Ultimate Guide to Making Friends Living Overseas
Even if you have a hard time making friends at home, all hope isn’t lost! Moving abroad can be a beautiful challenge for even the most socially adept. Many people, of all ages, move abroad for a new experience, work, school, or just to say they did it. Regardless of the reasoning, friends are important and it can be hard to get home to see loved ones.
Let’s just say you have your job and residence lined up. There is much more to life than working and sleeping. So how do you go about making friends when you’re in a brand new country?
There are tons of tips out there, but the following are tried and true. We’re going to give you some common sense hints as well as some ideas that you may not have thought of! Keep reading for more!
The Rest of the World is More Reserved
Americans have a stereotype of being boisterous and friendly, speaking to and smiling at anyone who crosses their paths. While this is great for meeting people at home, it doesn’t always win fans abroad.
Learning when it is appropriate to strike up a conversation is essential when you’re trying to make friends with locals. Do some research on the country or area you’re living in for tips on what to say.
For instance, some areas of the world might be fine with starting out with, “hi, how’s it going” while other countries are far more formal.
Regardless of the area, do your best to look friendly (no permafrowns!)
Download Apps or Get Online
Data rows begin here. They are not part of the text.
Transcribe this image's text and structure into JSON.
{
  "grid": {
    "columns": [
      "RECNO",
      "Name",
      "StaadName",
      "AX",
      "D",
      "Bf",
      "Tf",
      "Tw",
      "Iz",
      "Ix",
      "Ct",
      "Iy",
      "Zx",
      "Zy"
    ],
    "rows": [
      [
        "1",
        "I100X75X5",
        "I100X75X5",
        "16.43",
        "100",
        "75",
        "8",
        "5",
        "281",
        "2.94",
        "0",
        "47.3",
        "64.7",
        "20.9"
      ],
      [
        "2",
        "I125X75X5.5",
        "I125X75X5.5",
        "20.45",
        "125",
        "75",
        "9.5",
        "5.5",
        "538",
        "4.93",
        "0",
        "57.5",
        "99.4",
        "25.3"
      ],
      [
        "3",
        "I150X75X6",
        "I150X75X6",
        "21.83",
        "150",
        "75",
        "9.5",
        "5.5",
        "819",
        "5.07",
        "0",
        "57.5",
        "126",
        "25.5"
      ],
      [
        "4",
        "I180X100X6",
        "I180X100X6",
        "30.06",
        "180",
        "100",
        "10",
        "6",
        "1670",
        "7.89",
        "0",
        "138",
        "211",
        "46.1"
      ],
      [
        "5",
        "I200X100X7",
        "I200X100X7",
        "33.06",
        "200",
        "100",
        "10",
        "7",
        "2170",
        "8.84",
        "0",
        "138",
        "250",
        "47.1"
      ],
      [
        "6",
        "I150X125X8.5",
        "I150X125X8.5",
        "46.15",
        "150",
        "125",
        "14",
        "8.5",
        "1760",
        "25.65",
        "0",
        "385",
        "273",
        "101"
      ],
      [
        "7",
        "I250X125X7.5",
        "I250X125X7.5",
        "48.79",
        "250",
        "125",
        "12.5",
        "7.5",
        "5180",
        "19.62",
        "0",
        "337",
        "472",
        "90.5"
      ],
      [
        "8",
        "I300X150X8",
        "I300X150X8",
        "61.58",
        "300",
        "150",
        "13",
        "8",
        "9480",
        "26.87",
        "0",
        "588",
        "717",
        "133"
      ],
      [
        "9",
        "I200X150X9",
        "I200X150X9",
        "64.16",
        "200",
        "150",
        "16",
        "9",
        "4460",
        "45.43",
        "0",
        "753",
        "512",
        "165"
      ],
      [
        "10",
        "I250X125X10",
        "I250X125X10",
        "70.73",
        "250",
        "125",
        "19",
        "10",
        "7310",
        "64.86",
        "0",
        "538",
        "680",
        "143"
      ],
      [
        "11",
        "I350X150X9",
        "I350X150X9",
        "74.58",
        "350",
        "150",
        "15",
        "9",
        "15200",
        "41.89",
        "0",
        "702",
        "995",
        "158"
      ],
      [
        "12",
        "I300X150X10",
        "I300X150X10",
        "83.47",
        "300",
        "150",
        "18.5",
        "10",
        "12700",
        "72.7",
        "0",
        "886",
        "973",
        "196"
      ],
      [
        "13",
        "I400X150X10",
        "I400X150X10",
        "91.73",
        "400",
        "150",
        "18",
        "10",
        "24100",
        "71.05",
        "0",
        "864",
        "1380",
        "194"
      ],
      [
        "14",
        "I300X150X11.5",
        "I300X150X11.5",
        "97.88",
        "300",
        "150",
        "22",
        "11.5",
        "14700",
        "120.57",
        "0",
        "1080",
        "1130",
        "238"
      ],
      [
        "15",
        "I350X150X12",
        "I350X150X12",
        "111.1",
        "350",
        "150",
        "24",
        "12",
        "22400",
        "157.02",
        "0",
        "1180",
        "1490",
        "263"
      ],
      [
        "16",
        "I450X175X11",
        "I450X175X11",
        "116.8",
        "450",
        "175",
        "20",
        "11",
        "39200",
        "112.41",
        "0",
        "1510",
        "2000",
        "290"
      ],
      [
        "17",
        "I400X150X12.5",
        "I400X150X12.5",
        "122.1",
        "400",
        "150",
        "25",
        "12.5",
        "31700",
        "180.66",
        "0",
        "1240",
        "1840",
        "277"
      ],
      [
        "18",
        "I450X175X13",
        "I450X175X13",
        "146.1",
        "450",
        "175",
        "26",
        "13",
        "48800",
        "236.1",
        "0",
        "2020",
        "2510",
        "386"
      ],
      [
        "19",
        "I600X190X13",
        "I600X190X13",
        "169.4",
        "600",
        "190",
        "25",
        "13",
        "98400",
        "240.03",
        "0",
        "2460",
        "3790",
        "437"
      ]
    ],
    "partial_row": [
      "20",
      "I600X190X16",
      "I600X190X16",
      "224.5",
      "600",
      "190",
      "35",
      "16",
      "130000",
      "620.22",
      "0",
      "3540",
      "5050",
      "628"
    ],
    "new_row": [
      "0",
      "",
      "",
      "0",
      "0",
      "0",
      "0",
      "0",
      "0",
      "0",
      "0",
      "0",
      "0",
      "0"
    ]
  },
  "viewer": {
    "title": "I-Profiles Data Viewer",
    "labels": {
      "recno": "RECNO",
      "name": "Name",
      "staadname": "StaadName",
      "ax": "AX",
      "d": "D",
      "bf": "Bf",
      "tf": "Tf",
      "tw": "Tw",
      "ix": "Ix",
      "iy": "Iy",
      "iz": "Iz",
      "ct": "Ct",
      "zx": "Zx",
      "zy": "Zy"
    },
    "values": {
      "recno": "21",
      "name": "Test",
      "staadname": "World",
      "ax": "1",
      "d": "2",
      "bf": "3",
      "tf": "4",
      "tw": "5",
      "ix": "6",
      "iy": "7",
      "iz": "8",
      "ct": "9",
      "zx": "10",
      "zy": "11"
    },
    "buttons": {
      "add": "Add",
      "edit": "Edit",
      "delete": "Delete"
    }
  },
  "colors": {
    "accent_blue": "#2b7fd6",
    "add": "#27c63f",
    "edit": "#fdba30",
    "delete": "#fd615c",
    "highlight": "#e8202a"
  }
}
The internet is a wonderful thing, so use it! There are a number of websites that function similarly to dating apps but are totally platonic in their nature.
Sites like Meetup allow users to find an interest and sign up for classes or meets based on what they love to do. Actually, you don’t even have to love it, the class might just be something you’re interested in learning about!
Oftentimes, language meetups or exchanges will end up being an English-speaking party. This means that you’re the star of the show and almost everyone there will want to practice their English skills with you!
If the Meetup site isn’t for you, consider searching for other apps for finding friends. For example, the dating app Bumble has a setting to find platonic friends.
Sign up–for a book club, a language or class, beach volleyball, anything. Attend events that other likeminded people enjoy.
If you can’t find anything that interests you, sign up for something anyway. The point is more about meeting friends, right? There’s a good chance that 99% of the people that show up will have other outside interests as well.
It’s okay to show up to an event or class completely unsure of what you’re doing. In fact, it doesn’t hurt for you to spot others that may be feeling the same!
Don’t Discount Work and School
If you’ve moved abroad due to work or school, consider these two locations a great place to meet new people. Co-workers and classmates will already have similar backgrounds (even if it’s just work or school-related) which will give you something to talk about.
However, this means if someone invites you to have dinner, coffee, or drinks with the group, make a point to attend. Sure, you could be exhausted, but missing too many opportunities like this could lead to them disappearing completely.
The above tip hints at saying yes to opportunities to meet people. This is imperative to making friends.
Instead of giving excuses as to why you can’t attend, or even siting a lack of interest, when someone asks you to a function, go without any reserves. This event might be the most boring thing you’ve ever done, but you might meet your new best friend while there.
The upside to really boring events? Typically there is free food!
Be Brave, Be Fearless
Approaching people that speak the same language as you is nervewracking. Trying to start a conversation and friendship with someone in another language can feel impossible.
This is where you’ve got to be brave and fearless. It might not in your nature to start a conversation, so you should do whatever it is you’re doing confidently.
Although many Americans are confident at home, it is important to learn a little of the local language and customs. This will put you more at ease and be appreciated by people around you.
Sit at a coffee shop and people watch, work remotely, enjoy a pint at the bar. No matter the situation, appear confident and friendly. This approach may take a while but eventually, it’ll work and people will start the conversation with you!
Making Friends Begins With Acquaintances
If you’ve met these really cool local people and seem to have hit it off, get their contact information. You’ll have to follow up with them to schedule another outing in order to continue to grow the friendship.
Not following up with acquaintances could be the biggest reason you’re not having luck making real friends. Some people aren’t the type to initiate the conversation which means it is left to you. If you don’t take the time, that friendship will never bloom.
Final Thoughts on Finding Friends
Living abroad is something that plenty of people dream of doing–and you’ve gotten that far! As stated earlier, there’s more to life than working and sleeping, so friends can be pretty instrumental in showing you around.
Not only can local friends show you around, but they make life more enjoyable! No matter if your friends are locals or other expat Americans, spending time with them can lessen the homesick feeling that might be present from time to time.
Other than these benefits, making friends can help you practice your language skills and allow you to feel good about helping others.
If you’d like to read more posts about living abroad or are just interested in traveling, check out our latest posts!